Archive for October, 2010

The day when a cost efficient technology for reading and sequencing DNA is available may be closer at hand. Intense research is focused on refining the most promising techniques. While IBM’s DNA Transistor Technology is in the forefront, efforts at Oxford Nanopore, Sandia National Labs and elsewhere are validating the trend.

The goal is to reduce costs to where an individuals’ complete genome can be sequenced for between $100 and $1,000. Once this becomes a reality the impact could be so significant as to create a brand new generation of health care capabilities. While there is no way to predict exactly how fast this technology will become available to the average researcher, Manfred Baier, head of Roche Applied Science maintains an optimistic position:

“We are confident that this powerful technology…will make low-cost whole genome sequencing available to the marketplace   faster than previously thought possible”

The technology involves the creation of nanometer sized holes in silicon based chips and then drawing strands of DNA through them. The key rests with forcing the strand to move through slowly enough for accurate reading and sequencing. In this case researchers have developed a device that utilizes the interaction of discrete charges along the backbone of a DNA molecule with a modulated electric field to trap the DNA in the nanopore. By turning these so named ‘gate voltages’ on and off scientists expect to be able to slow and manipulate the DNA through the nanopore at a readable rate. The effort combines the work of experts in nanofabrication, biology, physics and microelectronics.

A clarifying cross-section of this transistor technology has been simulated on the Blue Gene supercomputer. It shows a single-stranded DNA moving in the midst of (invisible) water molecules through the nanopore.

No matter how long it takes for the technology to become a cost-effective reality, it will be a true game-changer when achieved. While researchers express both optimism and caution on the timing, there is one inevitable result for which keen observers in related fields are preparing. When peoples’ individual genetic codes can be economically deciphered and stored, the amount of data generated will be massive. The consequent demands on data storage, mining and analytics will in turn generate their own new challenges.

Using the huge influx of new data to make more informed life science decisions is a key, long-range benefit of the current research efforts in sequencing technology. In health science alone revolutionary new approaches are expected to allow:

  • Early detection of genetic predisposition to diseases
  • Customized medicines and treatments.
  • New tools to assess the application of gene therapy
  • The emergence of DNA based personal health care

An equally critical benefit is the potential cost savings expected when sequencing technology, data storage and advanced predictive analytics combine allowing truly preventive medicine to take its place as the new foundation of health care.

A recent article in the WSJ once again highlights the steadily growing list of applications for predictive analytics in health/life science. This time the goal is identifying patients likely to stop their medication regimen before they do so.

According to a report from the nonprofit New England Healthcare Institute, an estimated one half to one-third of Americans don’t take their medications as prescribed by their doctors…contributing to about $290 billion a year in avoidable medical spending including excess hospitalization.
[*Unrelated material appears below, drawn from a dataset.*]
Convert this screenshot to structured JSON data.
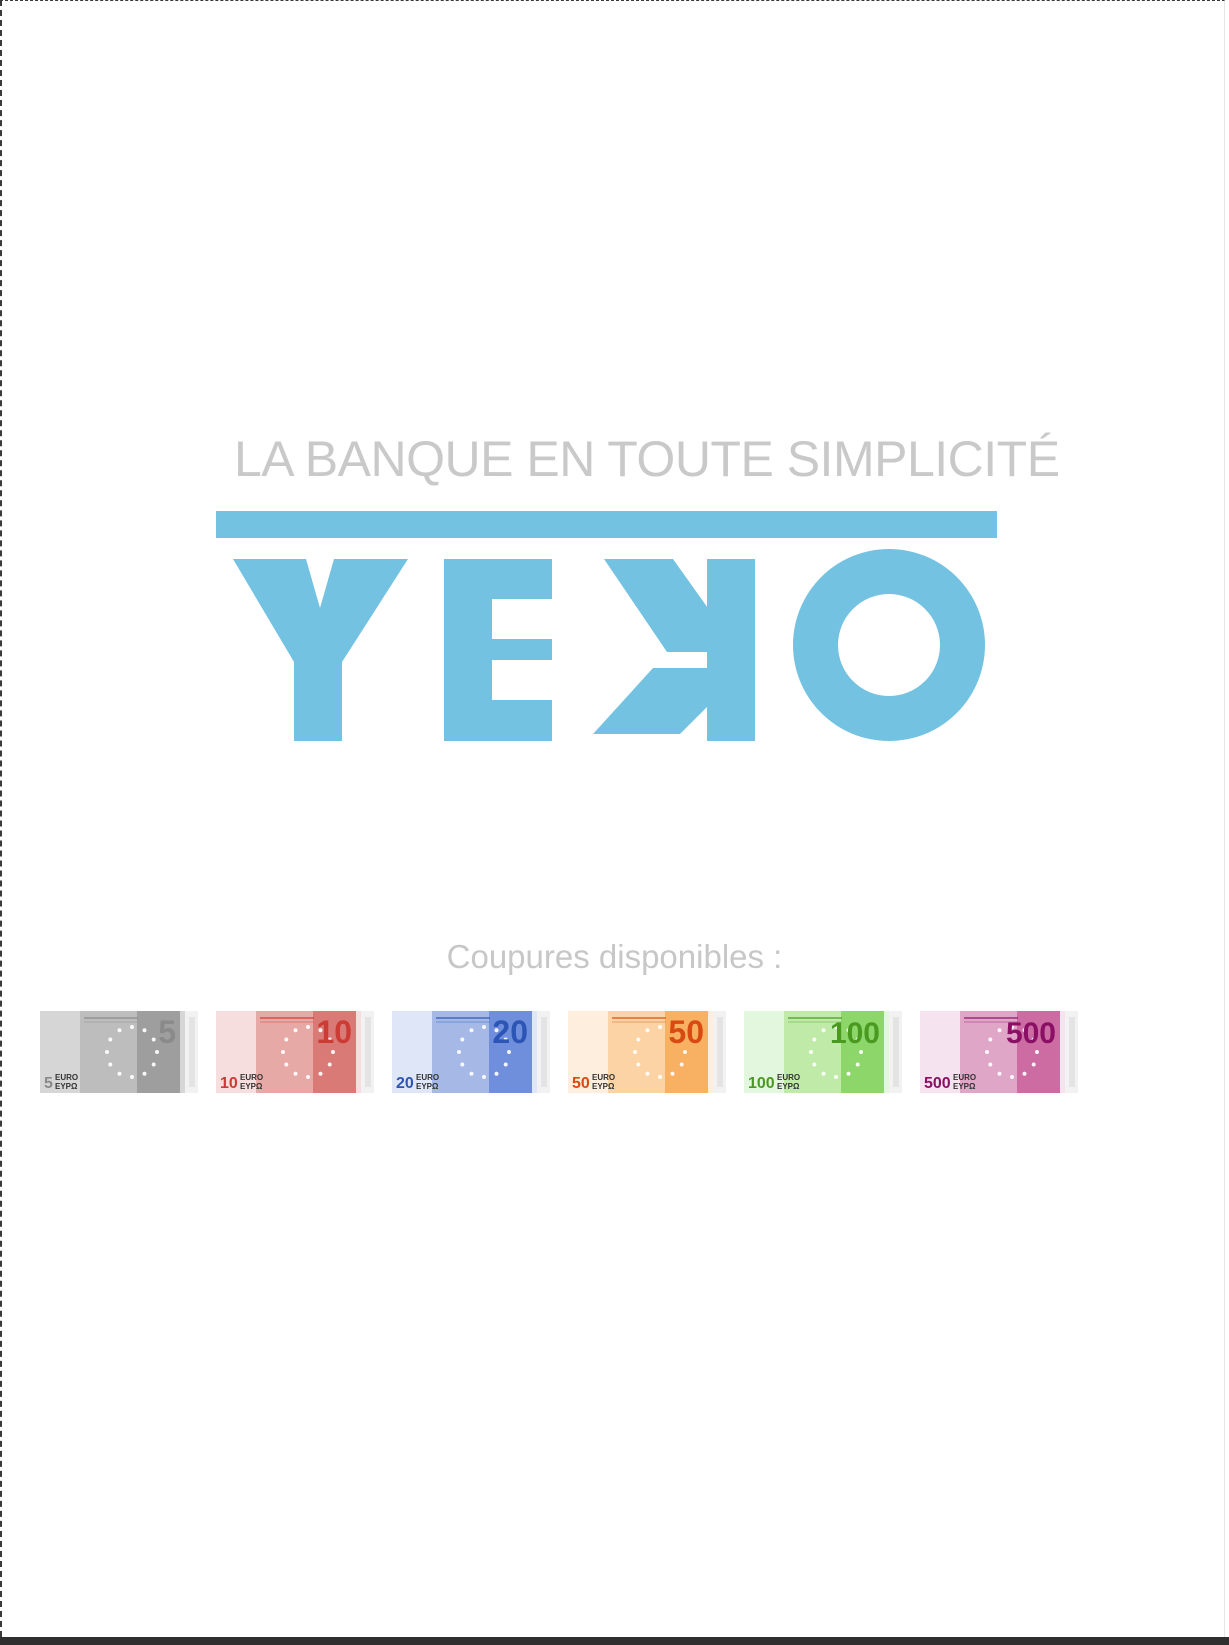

Is it any wonder with that level of cost at stake along just one vector in health care science that the demand for the best in predictive analytics is becoming more and more critical?

Significant cost savings across the entire spectrum of health care science, as well as more individualized service options for patients, are expected as inevitable results of the steady powering-up now seen in predictive analytics. There are many opportunities to review the positive results in applied case studies. These provide just a glimpse at the successes ahead.

Take for instance the results of SSPS technology and software at Texas Health Services, where the challenge was to limit health care costs without reducing the quality of service provided to patients. As Texas Health Services relates:

 

“With IBM SPSS Statistics Base, Texas Health Resources has greatly enhanced its ability to support its process-improvement initiative. Today, it not only detects process variations, but can determine the underlying causes such as a sicker-than-normal patient population.”


Data quality was improved while data mining costs were reduced by 50 percent.

These high yield results make it clear why developments in predictive analytics have become so worthy of front and center news for so many segments of the health care industry.  Other endeavors are focused on identifying those individuals most likely to develop specific illnesses such as develop diabetes or cancer. Ingenix, a unit of United Health Group, and a customer of Netezza, has already successfully launched an effort to mine and analyze the underlying risk factors in patient data before an illness develops or advances.

As health care science, quality patient care and advancing medical technology struggle with cost factors, the value of predictive analytics in lowering costs increases exponentially.